**AIM OF THE EXERCISE:**
An exact copy of every entry is the answer here, with no pictures.

___ EXTRACTED MATERIAL ___

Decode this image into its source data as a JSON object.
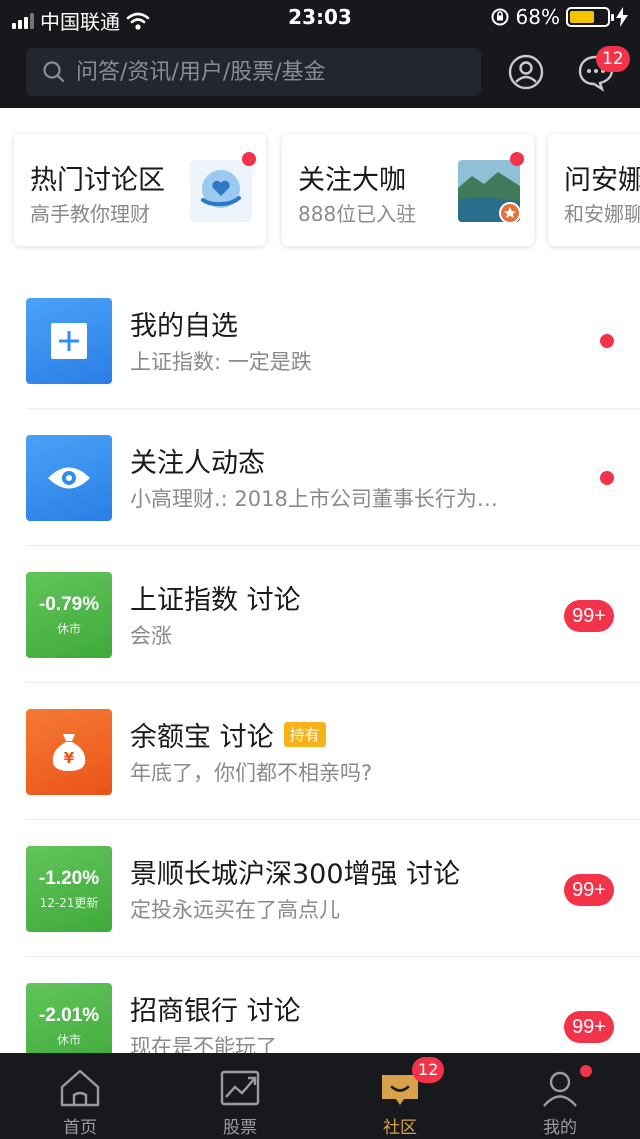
{
  "status_bar": {
    "carrier": "中国联通",
    "time": "23:03",
    "battery": "68%"
  },
  "search": {
    "placeholder": "问答/资讯/用户/股票/基金"
  },
  "header": {
    "message_count": "12"
  },
  "cards": [
    {
      "title": "热门讨论区",
      "subtitle": "高手教你理财"
    },
    {
      "title": "关注大咖",
      "subtitle": "888位已入驻"
    },
    {
      "title": "问安娜",
      "subtitle": "和安娜聊"
    }
  ],
  "list": [
    {
      "title": "我的自选",
      "subtitle": "上证指数: 一定是跌",
      "icon": "plus-icon"
    },
    {
      "title": "关注人动态",
      "subtitle": "小高理财.: 2018上市公司董事长行为…",
      "icon": "eye-icon"
    },
    {
      "title": "上证指数 讨论",
      "subtitle": "会涨",
      "pct": "-0.79%",
      "pct_sub": "休市",
      "count": "99+"
    },
    {
      "title": "余额宝 讨论",
      "tag": "持有",
      "subtitle": "年底了，你们都不相亲吗?",
      "icon": "money-bag-icon"
    },
    {
      "title": "景顺长城沪深300增强 讨论",
      "subtitle": "定投永远买在了高点儿",
      "pct": "-1.20%",
      "pct_sub": "12-21更新",
      "count": "99+"
    },
    {
      "title": "招商银行 讨论",
      "subtitle": "现在是不能玩了",
      "pct": "-2.01%",
      "pct_sub": "休市",
      "count": "99+"
    }
  ],
  "tabbar": {
    "tabs": [
      {
        "label": "首页"
      },
      {
        "label": "股票"
      },
      {
        "label": "社区",
        "badge": "12"
      },
      {
        "label": "我的"
      }
    ]
  },
  "colors": {
    "header_bg": "#16181c",
    "accent_red": "#f2334a",
    "tile_blue": "#2f8ef0",
    "tile_green": "#4cb84a",
    "tile_orange": "#f0621d",
    "tab_active": "#d8a24a"
  }
}
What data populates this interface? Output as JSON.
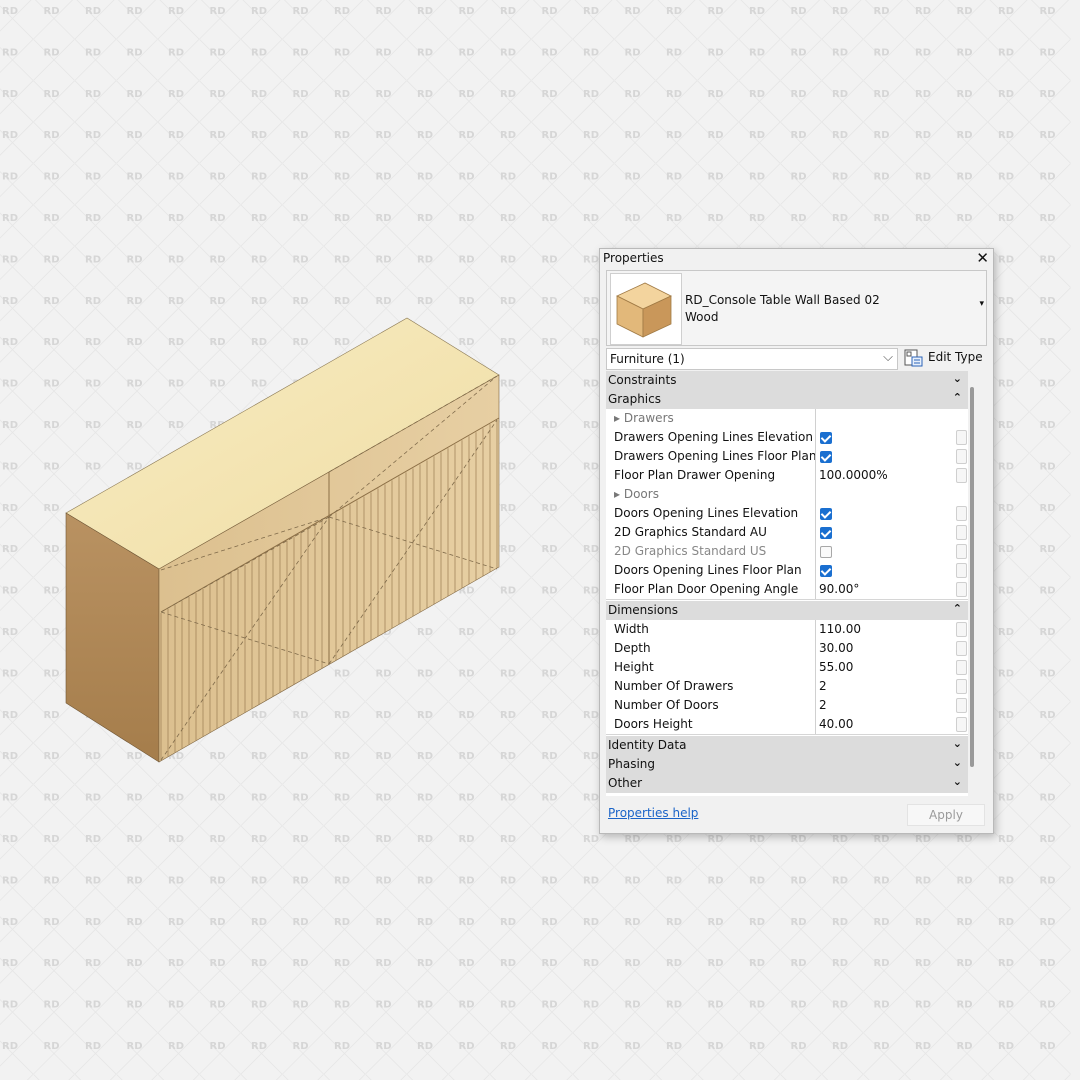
{
  "watermark": {
    "text": "RD"
  },
  "colors": {
    "accent": "#1a6fd0",
    "link": "#1b64c8",
    "wood_top": "#f4e7b2",
    "wood_front": "#e4c798",
    "wood_side": "#b18a57"
  },
  "panel": {
    "title": "Properties",
    "close_glyph": "✕",
    "type_name_line1": "RD_Console Table Wall Based 02",
    "type_name_line2": "Wood",
    "type_dropdown_glyph": "▾",
    "filter_value": "Furniture (1)",
    "filter_chevron": "⌵",
    "edit_type_label": "Edit Type",
    "help_link": "Properties help",
    "apply_label": "Apply"
  },
  "groups": {
    "constraints": {
      "label": "Constraints",
      "arrow": "⌄"
    },
    "graphics": {
      "label": "Graphics",
      "arrow": "⌃"
    },
    "dimensions": {
      "label": "Dimensions",
      "arrow": "⌃"
    },
    "identity": {
      "label": "Identity Data",
      "arrow": "⌄"
    },
    "phasing": {
      "label": "Phasing",
      "arrow": "⌄"
    },
    "other": {
      "label": "Other",
      "arrow": "⌄"
    }
  },
  "graphics_rows": [
    {
      "name": "▸ Drawers",
      "kind": "sub"
    },
    {
      "name": "Drawers Opening Lines Elevation",
      "kind": "check",
      "checked": true
    },
    {
      "name": "Drawers Opening Lines Floor Plan",
      "kind": "check",
      "checked": true
    },
    {
      "name": "Floor Plan Drawer Opening",
      "kind": "value",
      "value": "100.0000%"
    },
    {
      "name": "▸ Doors",
      "kind": "sub"
    },
    {
      "name": "Doors Opening Lines Elevation",
      "kind": "check",
      "checked": true
    },
    {
      "name": "2D Graphics Standard AU",
      "kind": "check",
      "checked": true
    },
    {
      "name": "2D Graphics Standard US",
      "kind": "check",
      "checked": false,
      "dim": true
    },
    {
      "name": "Doors Opening Lines Floor Plan",
      "kind": "check",
      "checked": true
    },
    {
      "name": "Floor Plan Door Opening Angle",
      "kind": "value",
      "value": "90.00°"
    }
  ],
  "dimension_rows": [
    {
      "name": "Width",
      "kind": "value",
      "value": "110.00"
    },
    {
      "name": "Depth",
      "kind": "value",
      "value": "30.00"
    },
    {
      "name": "Height",
      "kind": "value",
      "value": "55.00"
    },
    {
      "name": "Number Of Drawers",
      "kind": "value",
      "value": "2"
    },
    {
      "name": "Number Of Doors",
      "kind": "value",
      "value": "2"
    },
    {
      "name": "Doors Height",
      "kind": "value",
      "value": "40.00"
    }
  ]
}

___

**SOLUTION BELOW:**
Decode this image into its source data as a JSON object.
{
  "status_bar": {
    "carrier": "中国联通",
    "time": "23:03",
    "battery": "68%"
  },
  "search": {
    "placeholder": "问答/资讯/用户/股票/基金"
  },
  "header": {
    "message_count": "12"
  },
  "cards": [
    {
      "title": "热门讨论区",
      "subtitle": "高手教你理财"
    },
    {
      "title": "关注大咖",
      "subtitle": "888位已入驻"
    },
    {
      "title": "问安娜",
      "subtitle": "和安娜聊"
    }
  ],
  "list": [
    {
      "title": "我的自选",
      "subtitle": "上证指数: 一定是跌",
      "icon": "plus-icon"
    },
    {
      "title": "关注人动态",
      "subtitle": "小高理财.: 2018上市公司董事长行为…",
      "icon": "eye-icon"
    },
    {
      "title": "上证指数 讨论",
      "subtitle": "会涨",
      "pct": "-0.79%",
      "pct_sub": "休市",
      "count": "99+"
    },
    {
      "title": "余额宝 讨论",
      "tag": "持有",
      "subtitle": "年底了，你们都不相亲吗?",
      "icon": "money-bag-icon"
    },
    {
      "title": "景顺长城沪深300增强 讨论",
      "subtitle": "定投永远买在了高点儿",
      "pct": "-1.20%",
      "pct_sub": "12-21更新",
      "count": "99+"
    },
    {
      "title": "招商银行 讨论",
      "subtitle": "现在是不能玩了",
      "pct": "-2.01%",
      "pct_sub": "休市",
      "count": "99+"
    }
  ],
  "tabbar": {
    "tabs": [
      {
        "label": "首页"
      },
      {
        "label": "股票"
      },
      {
        "label": "社区",
        "badge": "12"
      },
      {
        "label": "我的"
      }
    ]
  },
  "colors": {
    "header_bg": "#16181c",
    "accent_red": "#f2334a",
    "tile_blue": "#2f8ef0",
    "tile_green": "#4cb84a",
    "tile_orange": "#f0621d",
    "tab_active": "#d8a24a"
  }
}
What data populates this interface? Output as JSON.
{
  "watermark": {
    "text": "RD"
  },
  "colors": {
    "accent": "#1a6fd0",
    "link": "#1b64c8",
    "wood_top": "#f4e7b2",
    "wood_front": "#e4c798",
    "wood_side": "#b18a57"
  },
  "panel": {
    "title": "Properties",
    "close_glyph": "✕",
    "type_name_line1": "RD_Console Table Wall Based 02",
    "type_name_line2": "Wood",
    "type_dropdown_glyph": "▾",
    "filter_value": "Furniture (1)",
    "filter_chevron": "⌵",
    "edit_type_label": "Edit Type",
    "help_link": "Properties help",
    "apply_label": "Apply"
  },
  "groups": {
    "constraints": {
      "label": "Constraints",
      "arrow": "⌄"
    },
    "graphics": {
      "label": "Graphics",
      "arrow": "⌃"
    },
    "dimensions": {
      "label": "Dimensions",
      "arrow": "⌃"
    },
    "identity": {
      "label": "Identity Data",
      "arrow": "⌄"
    },
    "phasing": {
      "label": "Phasing",
      "arrow": "⌄"
    },
    "other": {
      "label": "Other",
      "arrow": "⌄"
    }
  },
  "graphics_rows": [
    {
      "name": "▸ Drawers",
      "kind": "sub"
    },
    {
      "name": "Drawers Opening Lines Elevation",
      "kind": "check",
      "checked": true
    },
    {
      "name": "Drawers Opening Lines Floor Plan",
      "kind": "check",
      "checked": true
    },
    {
      "name": "Floor Plan Drawer Opening",
      "kind": "value",
      "value": "100.0000%"
    },
    {
      "name": "▸ Doors",
      "kind": "sub"
    },
    {
      "name": "Doors Opening Lines Elevation",
      "kind": "check",
      "checked": true
    },
    {
      "name": "2D Graphics Standard AU",
      "kind": "check",
      "checked": true
    },
    {
      "name": "2D Graphics Standard US",
      "kind": "check",
      "checked": false,
      "dim": true
    },
    {
      "name": "Doors Opening Lines Floor Plan",
      "kind": "check",
      "checked": true
    },
    {
      "name": "Floor Plan Door Opening Angle",
      "kind": "value",
      "value": "90.00°"
    }
  ],
  "dimension_rows": [
    {
      "name": "Width",
      "kind": "value",
      "value": "110.00"
    },
    {
      "name": "Depth",
      "kind": "value",
      "value": "30.00"
    },
    {
      "name": "Height",
      "kind": "value",
      "value": "55.00"
    },
    {
      "name": "Number Of Drawers",
      "kind": "value",
      "value": "2"
    },
    {
      "name": "Number Of Doors",
      "kind": "value",
      "value": "2"
    },
    {
      "name": "Doors Height",
      "kind": "value",
      "value": "40.00"
    }
  ]
}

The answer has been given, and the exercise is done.